Did you know that Olive Garden is an awful joke of a restaurant and no one likes to eat there? That’s the impression you’d get from stand-up comedians and late night talk show hosts, yet most people I know like it. Their parking lot is always full so their business seems to be doing ok. Yet somehow, Olive Garden has become a target for jokes. I think one main reason is that people today don’t care if something is true or not, they just want to follow the trend and be in on the joke. So someone laughs off how bad Olive Garden is because other people did it, too.
This happened to Sarah Palin. This is not a political point and I’m not saying one thing or another about her politically. But this is about perception. Tina Fey famously impersonated her on Saturday Night Live during the 2008 campaign. Tina’s caricature of Palin said “I can see Russia from my house.” That is the quote people now often attribute to Palin. However, what Palin actually said was “They’re our next door neighbors and you can actually see Russia from land here in Alaska, from an island in Alaska.”

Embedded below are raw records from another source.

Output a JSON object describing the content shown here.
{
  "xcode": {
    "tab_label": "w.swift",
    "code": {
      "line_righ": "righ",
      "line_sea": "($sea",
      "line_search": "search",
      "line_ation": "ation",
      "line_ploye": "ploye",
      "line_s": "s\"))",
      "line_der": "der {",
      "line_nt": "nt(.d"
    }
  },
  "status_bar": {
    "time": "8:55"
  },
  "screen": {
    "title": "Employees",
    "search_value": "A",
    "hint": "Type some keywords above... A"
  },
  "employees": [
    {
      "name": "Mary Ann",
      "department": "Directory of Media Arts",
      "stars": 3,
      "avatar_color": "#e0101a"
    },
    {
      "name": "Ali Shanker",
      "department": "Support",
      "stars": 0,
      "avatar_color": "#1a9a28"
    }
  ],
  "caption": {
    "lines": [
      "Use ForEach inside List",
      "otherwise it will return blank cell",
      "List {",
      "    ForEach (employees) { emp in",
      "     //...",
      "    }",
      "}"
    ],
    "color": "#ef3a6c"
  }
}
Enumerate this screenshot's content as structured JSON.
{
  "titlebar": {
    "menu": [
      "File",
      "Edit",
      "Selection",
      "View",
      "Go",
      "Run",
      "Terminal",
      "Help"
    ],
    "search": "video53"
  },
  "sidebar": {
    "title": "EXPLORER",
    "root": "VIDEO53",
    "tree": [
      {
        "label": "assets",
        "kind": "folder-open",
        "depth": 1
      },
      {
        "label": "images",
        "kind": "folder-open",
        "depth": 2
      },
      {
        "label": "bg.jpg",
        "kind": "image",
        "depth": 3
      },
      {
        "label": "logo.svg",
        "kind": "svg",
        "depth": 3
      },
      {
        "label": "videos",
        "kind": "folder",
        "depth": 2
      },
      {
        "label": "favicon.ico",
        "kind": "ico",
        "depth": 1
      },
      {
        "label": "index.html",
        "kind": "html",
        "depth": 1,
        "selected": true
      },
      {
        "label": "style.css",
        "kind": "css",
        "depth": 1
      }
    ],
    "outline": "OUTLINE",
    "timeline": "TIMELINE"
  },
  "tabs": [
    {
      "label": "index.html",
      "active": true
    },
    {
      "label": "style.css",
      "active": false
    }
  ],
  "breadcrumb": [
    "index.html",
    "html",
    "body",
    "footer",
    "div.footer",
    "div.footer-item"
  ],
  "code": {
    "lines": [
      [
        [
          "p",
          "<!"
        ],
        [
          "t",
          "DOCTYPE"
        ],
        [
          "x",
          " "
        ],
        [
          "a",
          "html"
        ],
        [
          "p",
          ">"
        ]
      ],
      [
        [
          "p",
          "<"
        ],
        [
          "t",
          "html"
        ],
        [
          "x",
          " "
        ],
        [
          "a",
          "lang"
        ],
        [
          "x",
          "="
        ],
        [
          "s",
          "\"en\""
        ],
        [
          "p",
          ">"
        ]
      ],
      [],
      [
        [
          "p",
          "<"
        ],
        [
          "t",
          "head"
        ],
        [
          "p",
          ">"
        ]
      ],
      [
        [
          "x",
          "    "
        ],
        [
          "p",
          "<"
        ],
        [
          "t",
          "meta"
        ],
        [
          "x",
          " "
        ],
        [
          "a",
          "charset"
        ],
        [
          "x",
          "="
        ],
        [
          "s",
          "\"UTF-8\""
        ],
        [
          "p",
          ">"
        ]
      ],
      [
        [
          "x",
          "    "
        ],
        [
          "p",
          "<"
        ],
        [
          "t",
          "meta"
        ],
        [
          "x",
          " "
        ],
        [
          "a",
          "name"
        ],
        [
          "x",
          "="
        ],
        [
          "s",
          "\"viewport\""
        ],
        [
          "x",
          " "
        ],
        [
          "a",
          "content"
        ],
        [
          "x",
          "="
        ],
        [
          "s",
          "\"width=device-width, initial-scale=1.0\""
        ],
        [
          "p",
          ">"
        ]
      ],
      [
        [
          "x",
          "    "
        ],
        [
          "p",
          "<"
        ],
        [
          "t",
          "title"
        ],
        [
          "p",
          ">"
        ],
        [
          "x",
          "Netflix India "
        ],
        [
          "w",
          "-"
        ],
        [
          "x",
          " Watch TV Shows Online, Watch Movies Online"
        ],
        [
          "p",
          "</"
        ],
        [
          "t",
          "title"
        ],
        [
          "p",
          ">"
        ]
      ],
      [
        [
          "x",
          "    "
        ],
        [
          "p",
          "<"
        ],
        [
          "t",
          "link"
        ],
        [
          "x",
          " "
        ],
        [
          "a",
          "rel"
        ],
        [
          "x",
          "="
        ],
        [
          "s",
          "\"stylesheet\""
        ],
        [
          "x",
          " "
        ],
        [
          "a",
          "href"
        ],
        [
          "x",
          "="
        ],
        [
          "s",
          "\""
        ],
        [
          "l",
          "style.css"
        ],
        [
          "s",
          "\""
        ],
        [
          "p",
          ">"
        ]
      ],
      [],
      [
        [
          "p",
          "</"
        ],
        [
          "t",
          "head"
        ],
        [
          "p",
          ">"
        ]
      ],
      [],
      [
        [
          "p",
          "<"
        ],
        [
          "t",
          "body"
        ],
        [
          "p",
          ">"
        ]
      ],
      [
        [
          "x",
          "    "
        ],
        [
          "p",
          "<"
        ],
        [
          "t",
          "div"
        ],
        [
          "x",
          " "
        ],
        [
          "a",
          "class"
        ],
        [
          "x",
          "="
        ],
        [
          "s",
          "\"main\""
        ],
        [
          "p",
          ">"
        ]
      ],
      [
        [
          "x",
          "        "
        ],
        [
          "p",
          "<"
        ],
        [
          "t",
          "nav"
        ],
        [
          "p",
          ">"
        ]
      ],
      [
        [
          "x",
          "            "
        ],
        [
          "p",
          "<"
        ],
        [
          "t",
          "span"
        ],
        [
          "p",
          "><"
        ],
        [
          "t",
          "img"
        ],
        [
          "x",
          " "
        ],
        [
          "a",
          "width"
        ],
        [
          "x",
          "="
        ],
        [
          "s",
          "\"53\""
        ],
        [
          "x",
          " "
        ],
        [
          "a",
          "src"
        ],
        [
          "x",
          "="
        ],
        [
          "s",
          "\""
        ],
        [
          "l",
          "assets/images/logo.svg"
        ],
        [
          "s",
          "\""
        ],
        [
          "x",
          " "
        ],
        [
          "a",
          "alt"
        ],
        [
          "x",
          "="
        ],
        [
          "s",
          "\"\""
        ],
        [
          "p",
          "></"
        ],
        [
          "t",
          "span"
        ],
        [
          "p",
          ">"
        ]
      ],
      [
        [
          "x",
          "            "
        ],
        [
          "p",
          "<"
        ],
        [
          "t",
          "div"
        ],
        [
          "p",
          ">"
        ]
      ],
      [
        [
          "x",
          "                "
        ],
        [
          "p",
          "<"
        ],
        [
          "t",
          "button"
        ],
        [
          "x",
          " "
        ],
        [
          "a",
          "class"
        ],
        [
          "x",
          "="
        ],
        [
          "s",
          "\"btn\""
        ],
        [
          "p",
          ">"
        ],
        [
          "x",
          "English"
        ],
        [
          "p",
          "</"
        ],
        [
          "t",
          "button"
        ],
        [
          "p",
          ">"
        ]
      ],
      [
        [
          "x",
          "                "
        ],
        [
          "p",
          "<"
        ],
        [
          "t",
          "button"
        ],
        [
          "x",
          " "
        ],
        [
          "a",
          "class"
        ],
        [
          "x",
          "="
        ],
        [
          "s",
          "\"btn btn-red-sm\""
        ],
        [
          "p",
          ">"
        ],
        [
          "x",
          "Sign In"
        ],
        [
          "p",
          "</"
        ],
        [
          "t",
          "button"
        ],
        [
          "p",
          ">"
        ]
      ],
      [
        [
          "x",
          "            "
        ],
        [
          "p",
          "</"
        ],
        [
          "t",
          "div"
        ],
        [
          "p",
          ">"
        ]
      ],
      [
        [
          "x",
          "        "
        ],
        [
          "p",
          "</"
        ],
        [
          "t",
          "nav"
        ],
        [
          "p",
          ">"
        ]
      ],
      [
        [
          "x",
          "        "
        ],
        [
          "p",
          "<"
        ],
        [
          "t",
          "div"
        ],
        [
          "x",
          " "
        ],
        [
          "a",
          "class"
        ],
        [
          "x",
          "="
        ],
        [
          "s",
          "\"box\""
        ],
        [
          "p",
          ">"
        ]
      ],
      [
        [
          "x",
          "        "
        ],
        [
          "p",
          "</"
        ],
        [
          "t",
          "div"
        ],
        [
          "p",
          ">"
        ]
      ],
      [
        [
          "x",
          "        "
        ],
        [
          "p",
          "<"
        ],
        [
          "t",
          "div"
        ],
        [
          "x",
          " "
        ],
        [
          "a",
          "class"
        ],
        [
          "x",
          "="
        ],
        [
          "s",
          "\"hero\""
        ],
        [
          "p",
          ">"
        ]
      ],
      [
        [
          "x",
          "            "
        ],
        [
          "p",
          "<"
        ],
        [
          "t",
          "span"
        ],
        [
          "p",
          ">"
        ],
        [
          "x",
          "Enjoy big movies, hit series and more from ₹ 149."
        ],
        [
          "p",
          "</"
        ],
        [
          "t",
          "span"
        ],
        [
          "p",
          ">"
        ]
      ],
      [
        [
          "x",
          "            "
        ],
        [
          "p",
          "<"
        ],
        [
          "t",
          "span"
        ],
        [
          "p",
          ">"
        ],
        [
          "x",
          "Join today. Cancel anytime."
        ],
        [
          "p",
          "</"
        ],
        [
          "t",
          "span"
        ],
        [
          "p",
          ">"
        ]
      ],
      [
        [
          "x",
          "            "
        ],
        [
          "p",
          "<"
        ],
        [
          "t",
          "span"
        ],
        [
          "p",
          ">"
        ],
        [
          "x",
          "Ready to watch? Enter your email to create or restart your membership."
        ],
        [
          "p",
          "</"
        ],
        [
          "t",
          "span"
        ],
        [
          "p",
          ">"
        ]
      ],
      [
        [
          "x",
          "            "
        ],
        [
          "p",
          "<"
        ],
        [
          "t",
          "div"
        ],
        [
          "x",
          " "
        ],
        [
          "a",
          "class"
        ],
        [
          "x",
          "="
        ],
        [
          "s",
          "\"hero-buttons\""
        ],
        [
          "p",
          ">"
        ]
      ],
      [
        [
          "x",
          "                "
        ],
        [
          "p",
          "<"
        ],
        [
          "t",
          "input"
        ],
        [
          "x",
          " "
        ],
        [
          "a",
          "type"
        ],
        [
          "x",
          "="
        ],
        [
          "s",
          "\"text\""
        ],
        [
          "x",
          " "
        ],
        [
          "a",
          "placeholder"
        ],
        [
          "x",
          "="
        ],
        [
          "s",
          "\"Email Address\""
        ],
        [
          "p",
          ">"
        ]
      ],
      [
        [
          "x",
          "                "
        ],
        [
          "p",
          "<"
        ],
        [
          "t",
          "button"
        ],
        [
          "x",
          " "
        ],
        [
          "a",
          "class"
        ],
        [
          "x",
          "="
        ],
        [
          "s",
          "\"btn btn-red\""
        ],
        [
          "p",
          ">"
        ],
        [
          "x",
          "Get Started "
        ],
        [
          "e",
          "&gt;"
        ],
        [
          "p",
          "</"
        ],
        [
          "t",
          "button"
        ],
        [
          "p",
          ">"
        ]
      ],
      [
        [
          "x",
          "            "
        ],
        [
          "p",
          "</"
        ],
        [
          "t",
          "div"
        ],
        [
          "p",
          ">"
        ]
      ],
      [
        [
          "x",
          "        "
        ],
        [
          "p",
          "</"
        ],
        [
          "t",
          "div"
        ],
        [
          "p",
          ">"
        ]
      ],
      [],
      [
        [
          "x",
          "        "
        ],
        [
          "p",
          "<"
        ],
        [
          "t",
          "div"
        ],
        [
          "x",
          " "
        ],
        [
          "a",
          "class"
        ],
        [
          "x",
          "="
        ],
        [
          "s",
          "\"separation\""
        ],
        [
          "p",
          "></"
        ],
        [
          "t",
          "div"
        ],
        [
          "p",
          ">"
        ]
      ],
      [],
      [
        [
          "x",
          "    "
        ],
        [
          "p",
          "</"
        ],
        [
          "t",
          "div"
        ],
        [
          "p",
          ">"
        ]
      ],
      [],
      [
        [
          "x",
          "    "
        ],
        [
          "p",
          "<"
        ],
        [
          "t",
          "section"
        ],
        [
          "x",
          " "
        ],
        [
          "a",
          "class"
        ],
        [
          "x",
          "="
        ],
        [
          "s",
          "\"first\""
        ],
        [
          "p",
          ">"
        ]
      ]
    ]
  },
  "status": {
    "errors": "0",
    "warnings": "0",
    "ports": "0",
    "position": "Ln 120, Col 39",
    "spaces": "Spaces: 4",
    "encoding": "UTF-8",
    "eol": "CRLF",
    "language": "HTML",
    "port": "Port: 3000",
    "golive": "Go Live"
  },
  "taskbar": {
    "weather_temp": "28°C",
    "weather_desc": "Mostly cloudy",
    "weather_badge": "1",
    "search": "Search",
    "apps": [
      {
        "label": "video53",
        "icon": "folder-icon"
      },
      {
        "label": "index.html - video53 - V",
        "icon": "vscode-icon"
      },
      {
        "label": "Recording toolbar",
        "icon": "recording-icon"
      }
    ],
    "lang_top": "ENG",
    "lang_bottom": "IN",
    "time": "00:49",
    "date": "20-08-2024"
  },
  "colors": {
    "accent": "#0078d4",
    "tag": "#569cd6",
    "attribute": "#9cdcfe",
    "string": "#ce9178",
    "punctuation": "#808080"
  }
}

This kind of thing happens all the time in politics but also in simple things like movie quotes and song lyrics. It’s like the telephone game kids play where you whisper a message from one person to another and as it progresses, you find that the message has changed over time.
A famous movie quote regarding truth comes from Jack Nicholson in A Few Good Men: “You can’t handle the truth!” His character’s take is that there are truths in life that we sometimes would rather not know about. We’d rather ignore them and go along with the popular perceptions, or keep our heads in the sand altogether.
The prophets in the Old Testament knew a lot about trying to speak truth to a people that preferred popular perceptions. They dealt with kings who only wanted to hear good fortunes, and people that only listened to what they wanted to hear. Not only did that problem extend to the New Testament era as well, but is a problem with humanity of any time period.
2 Timothy 4:3-4 says “For the time will come when people will not put up with sound doctrine. Instead, to suit their own desires, they will gather around them a great number of teachers to say what their itching ears want to hear. They will turn their ears away from the truth and turn aside to myths.”
I’m going to begin taking a look at some misquotes, misperceptions and myths about Jesus, the Bible and Christianity. I’m not a Bible scholar but I did do some study in college toward my pastoral degree and I’ve observed plenty of poor perception of Jesus and the Church. Some things are simple enough to look at the context in the Bible or dig deeper into the story and find the truth.
“You want answers?”
“I want the truth.”
“You can’t handle the truth!”
I’ll end with a somewhat funny one that happens in church. At least it’s funny to me. In the song “A Mighty Fortress is Our God,” the last line of the first verse is “on earth is not his equal.” When this song is sung in church, you’ll inevitably find someone raise their hands or pump their fists in excitement. Yes! There is no equal to God on earth! Except, wait. Look at the lines just before that:
“For still our ancient foe
doth seek to work us woe
his craft and power are great
and armed with cruel hate
on earth is not his equal”
That portion talks about our ancient foe: the devil! He seeks to work us woe, he’s crafty and armed with CRUEL HATE. That’s not God, that’s the devil. On earth, there is no equal to how incredibly evil, cruel and hateful the devil is. In contrast, the song describes how our God is greater. But those specific lines are describing the devil. I always get a kick out of someone raising their hands in worship…singing about how there is no greater evil on earth than the cruel hate of satan.